Excerpts from a dataset:

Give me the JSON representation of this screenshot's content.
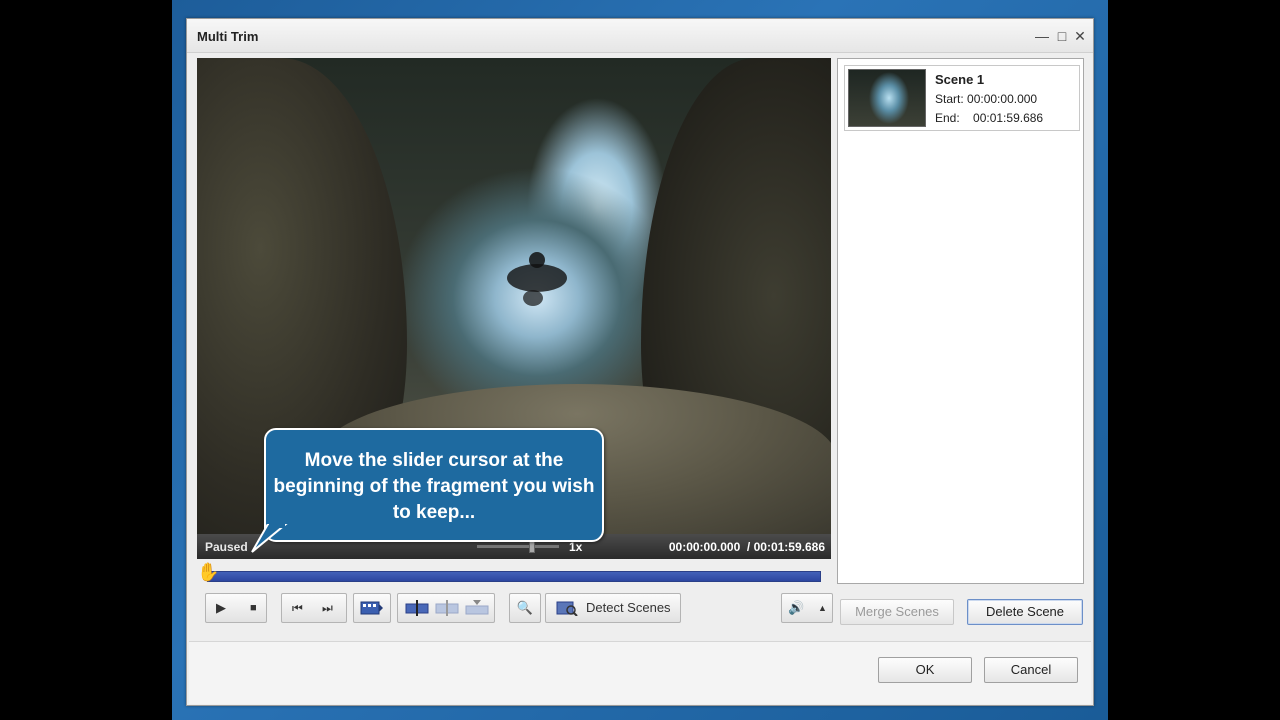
{
  "window": {
    "title": "Multi Trim",
    "controls": {
      "minimize": "—",
      "maximize": "□",
      "close": "✕"
    }
  },
  "player": {
    "status": "Paused",
    "speed": "1x",
    "time_current": "00:00:00.000",
    "time_separator": "/",
    "time_total": "00:01:59.686",
    "callout": "Move the slider cursor at the beginning of the fragment you wish to keep...",
    "timeline_progress": 0.0
  },
  "toolbar": {
    "play_icon": "▶",
    "stop_icon": "■",
    "prev_icon": "⏮",
    "next_icon": "⏭",
    "detect_scenes_label": "Detect Scenes",
    "volume_icon": "🔊",
    "volume_arrow": "▲",
    "zoom_icon": "🔍"
  },
  "scenes": [
    {
      "name": "Scene 1",
      "start_label": "Start:",
      "start": "00:00:00.000",
      "end_label": "End:",
      "end": "00:01:59.686"
    }
  ],
  "scene_buttons": {
    "merge": "Merge Scenes",
    "delete": "Delete Scene"
  },
  "dialog_buttons": {
    "ok": "OK",
    "cancel": "Cancel"
  },
  "colors": {
    "callout": "#1e6aa0",
    "timeline": "#3652b0",
    "desktop": "#2a73b6"
  }
}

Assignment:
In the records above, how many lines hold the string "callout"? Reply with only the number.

Response below:
2